Material provided:
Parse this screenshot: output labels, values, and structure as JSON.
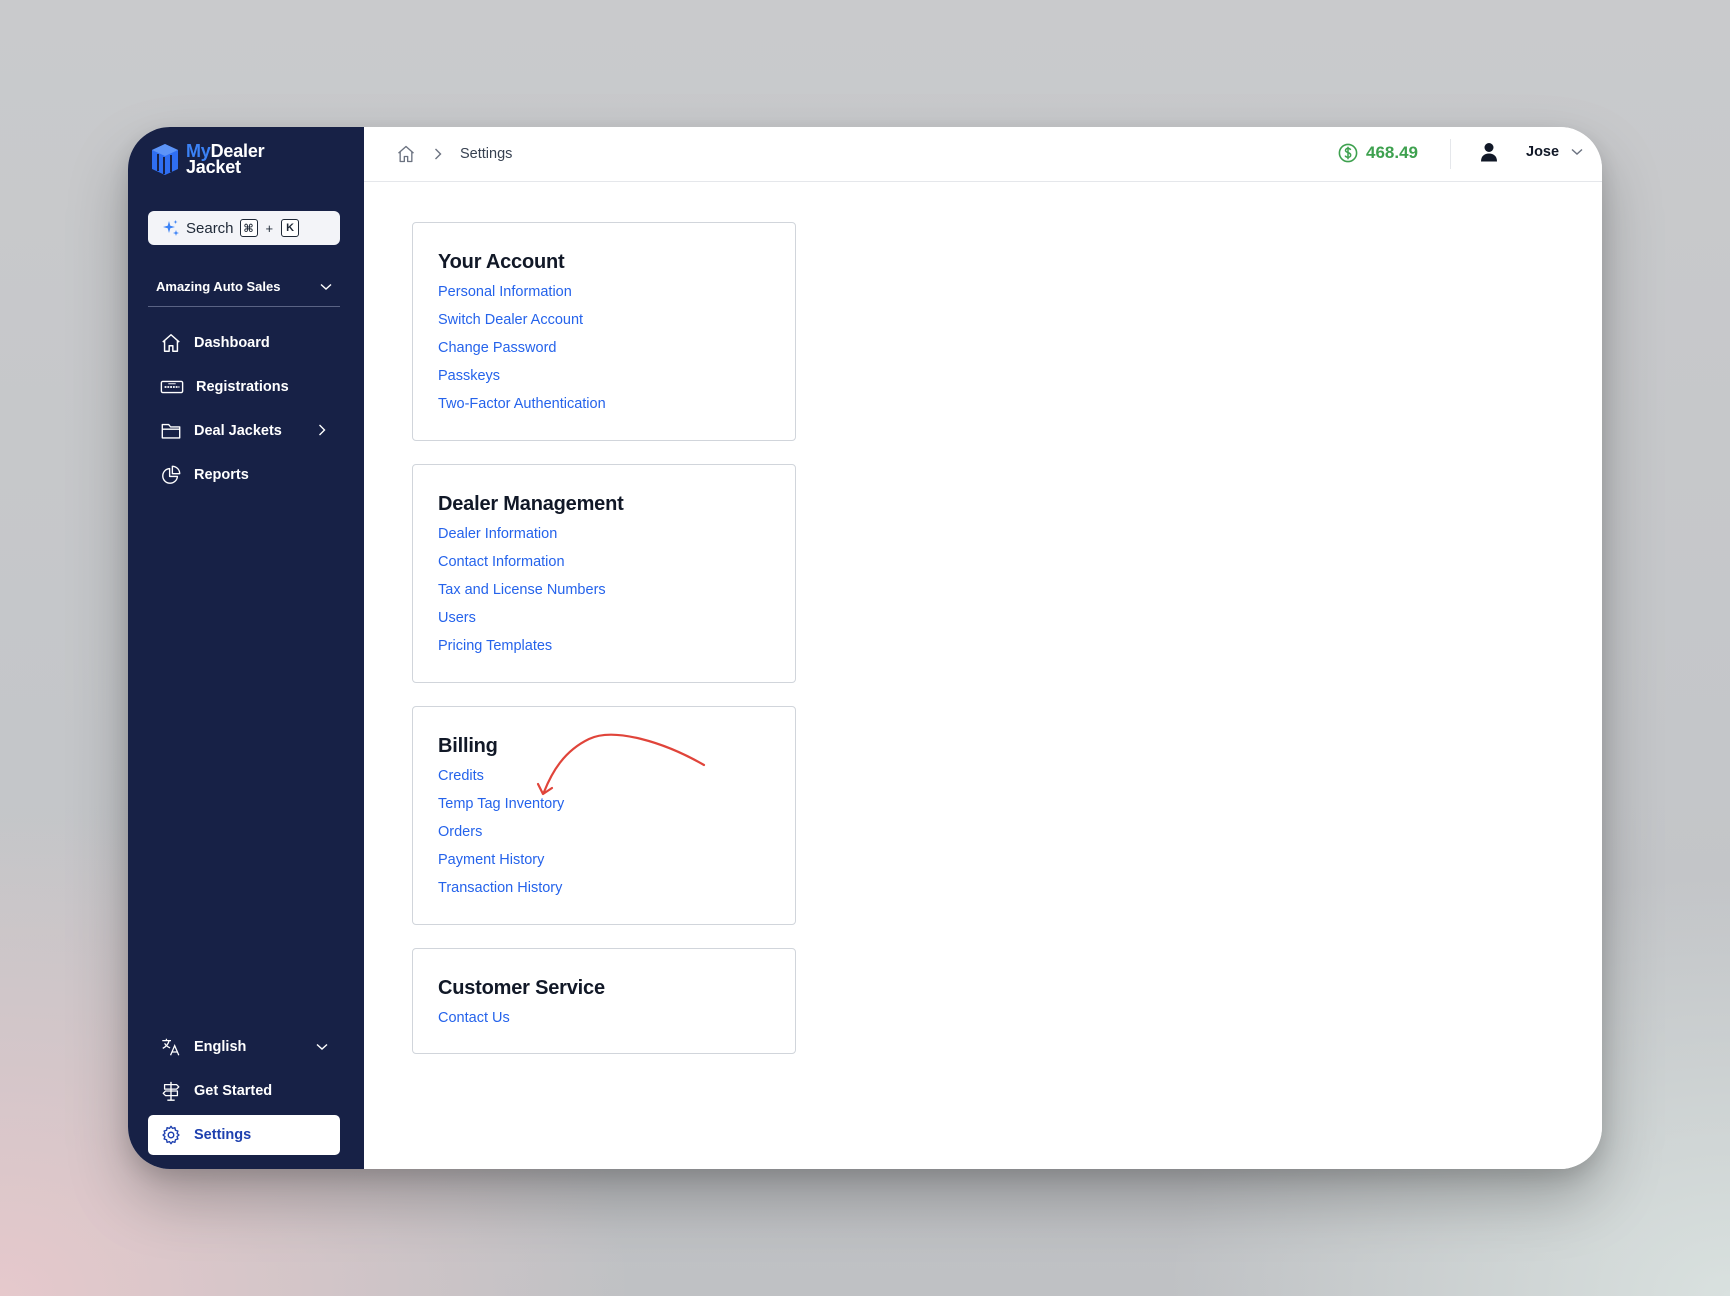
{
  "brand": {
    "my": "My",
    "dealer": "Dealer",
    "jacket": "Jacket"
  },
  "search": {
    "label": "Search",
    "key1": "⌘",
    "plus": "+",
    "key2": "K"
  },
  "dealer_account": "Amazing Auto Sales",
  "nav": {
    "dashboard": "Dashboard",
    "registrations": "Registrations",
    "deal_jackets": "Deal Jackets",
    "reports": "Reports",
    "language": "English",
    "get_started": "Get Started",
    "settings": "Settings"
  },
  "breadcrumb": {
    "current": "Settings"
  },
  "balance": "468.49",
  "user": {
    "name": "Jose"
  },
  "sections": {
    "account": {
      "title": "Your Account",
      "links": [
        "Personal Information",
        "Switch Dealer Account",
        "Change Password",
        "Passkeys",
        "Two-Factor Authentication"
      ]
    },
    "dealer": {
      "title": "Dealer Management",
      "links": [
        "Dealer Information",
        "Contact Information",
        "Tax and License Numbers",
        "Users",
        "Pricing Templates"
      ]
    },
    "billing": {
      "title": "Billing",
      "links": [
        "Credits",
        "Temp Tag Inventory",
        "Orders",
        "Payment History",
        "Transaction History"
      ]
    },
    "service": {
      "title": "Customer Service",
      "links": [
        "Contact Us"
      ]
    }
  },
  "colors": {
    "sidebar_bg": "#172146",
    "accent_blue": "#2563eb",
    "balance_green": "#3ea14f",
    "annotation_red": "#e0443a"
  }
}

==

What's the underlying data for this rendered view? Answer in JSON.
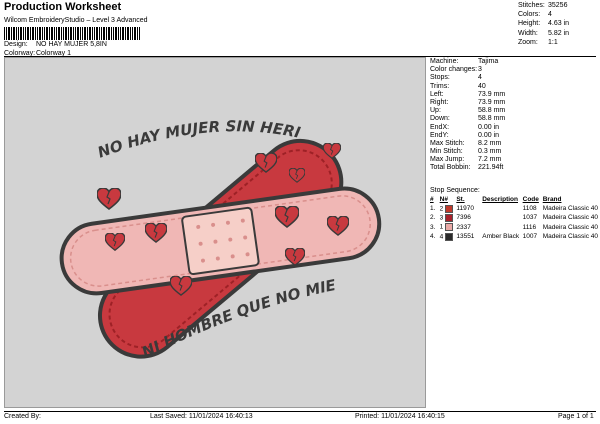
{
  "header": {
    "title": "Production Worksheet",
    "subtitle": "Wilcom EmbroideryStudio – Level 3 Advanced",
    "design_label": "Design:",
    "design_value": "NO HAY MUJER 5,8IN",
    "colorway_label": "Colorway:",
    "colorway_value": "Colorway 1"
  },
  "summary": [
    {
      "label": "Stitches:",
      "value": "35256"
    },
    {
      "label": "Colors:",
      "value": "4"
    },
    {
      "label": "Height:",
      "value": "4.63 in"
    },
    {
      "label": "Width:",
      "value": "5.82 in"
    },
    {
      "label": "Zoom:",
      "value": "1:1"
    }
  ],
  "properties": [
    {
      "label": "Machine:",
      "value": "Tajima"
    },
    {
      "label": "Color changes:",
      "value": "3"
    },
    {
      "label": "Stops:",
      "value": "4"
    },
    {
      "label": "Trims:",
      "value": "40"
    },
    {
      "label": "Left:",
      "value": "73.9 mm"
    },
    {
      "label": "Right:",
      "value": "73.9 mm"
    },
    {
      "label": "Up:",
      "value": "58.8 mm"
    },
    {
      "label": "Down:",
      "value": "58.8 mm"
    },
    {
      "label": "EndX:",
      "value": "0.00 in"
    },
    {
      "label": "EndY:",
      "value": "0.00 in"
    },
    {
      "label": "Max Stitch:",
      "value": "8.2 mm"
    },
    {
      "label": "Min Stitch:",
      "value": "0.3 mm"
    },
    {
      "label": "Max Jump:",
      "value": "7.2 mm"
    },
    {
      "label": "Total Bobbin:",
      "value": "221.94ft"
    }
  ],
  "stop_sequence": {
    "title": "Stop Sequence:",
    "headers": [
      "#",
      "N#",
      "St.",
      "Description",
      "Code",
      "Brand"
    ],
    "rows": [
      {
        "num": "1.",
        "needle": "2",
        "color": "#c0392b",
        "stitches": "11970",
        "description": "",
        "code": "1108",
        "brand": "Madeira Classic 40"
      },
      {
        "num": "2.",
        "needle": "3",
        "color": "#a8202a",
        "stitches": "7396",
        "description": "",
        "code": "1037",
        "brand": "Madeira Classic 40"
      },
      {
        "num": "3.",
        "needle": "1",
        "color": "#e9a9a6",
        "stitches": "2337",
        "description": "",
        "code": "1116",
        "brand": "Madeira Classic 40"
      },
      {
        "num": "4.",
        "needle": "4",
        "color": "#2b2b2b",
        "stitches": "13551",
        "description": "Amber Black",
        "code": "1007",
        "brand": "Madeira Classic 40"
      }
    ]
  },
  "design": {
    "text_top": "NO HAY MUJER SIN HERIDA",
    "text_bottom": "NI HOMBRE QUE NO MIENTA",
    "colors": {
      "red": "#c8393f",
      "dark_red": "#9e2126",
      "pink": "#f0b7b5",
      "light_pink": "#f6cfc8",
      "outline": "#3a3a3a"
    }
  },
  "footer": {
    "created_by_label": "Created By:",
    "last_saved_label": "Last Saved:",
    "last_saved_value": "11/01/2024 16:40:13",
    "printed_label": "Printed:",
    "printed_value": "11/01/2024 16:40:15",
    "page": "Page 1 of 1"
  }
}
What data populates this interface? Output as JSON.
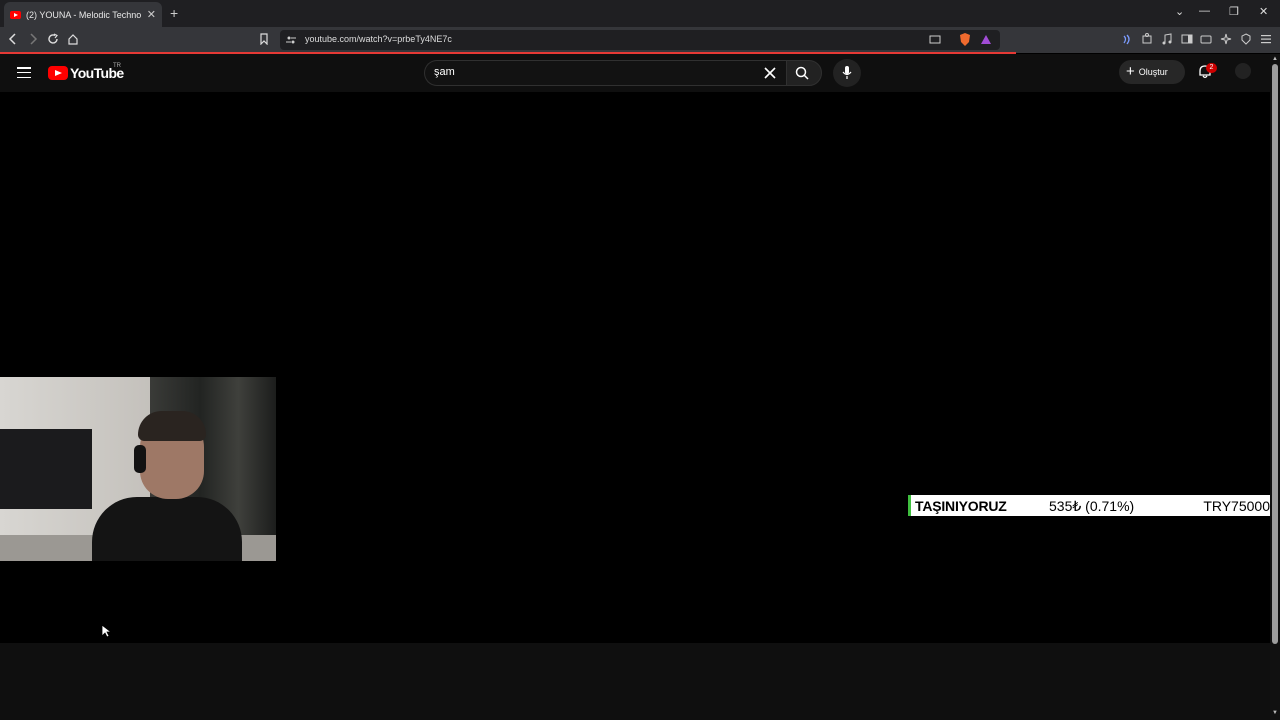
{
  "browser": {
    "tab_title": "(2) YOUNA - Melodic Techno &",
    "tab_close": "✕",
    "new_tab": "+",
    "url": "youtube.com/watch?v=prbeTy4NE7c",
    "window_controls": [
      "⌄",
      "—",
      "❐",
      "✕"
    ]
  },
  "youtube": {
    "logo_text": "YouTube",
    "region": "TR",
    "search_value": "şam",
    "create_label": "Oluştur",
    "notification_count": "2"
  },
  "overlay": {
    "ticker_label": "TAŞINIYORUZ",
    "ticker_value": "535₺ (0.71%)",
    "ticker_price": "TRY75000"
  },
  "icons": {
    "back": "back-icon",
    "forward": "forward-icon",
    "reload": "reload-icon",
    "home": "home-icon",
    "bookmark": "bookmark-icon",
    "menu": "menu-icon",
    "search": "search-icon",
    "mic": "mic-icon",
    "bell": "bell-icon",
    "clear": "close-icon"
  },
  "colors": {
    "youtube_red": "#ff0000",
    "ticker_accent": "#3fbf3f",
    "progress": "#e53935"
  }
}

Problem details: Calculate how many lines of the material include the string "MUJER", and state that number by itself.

Answer space: 2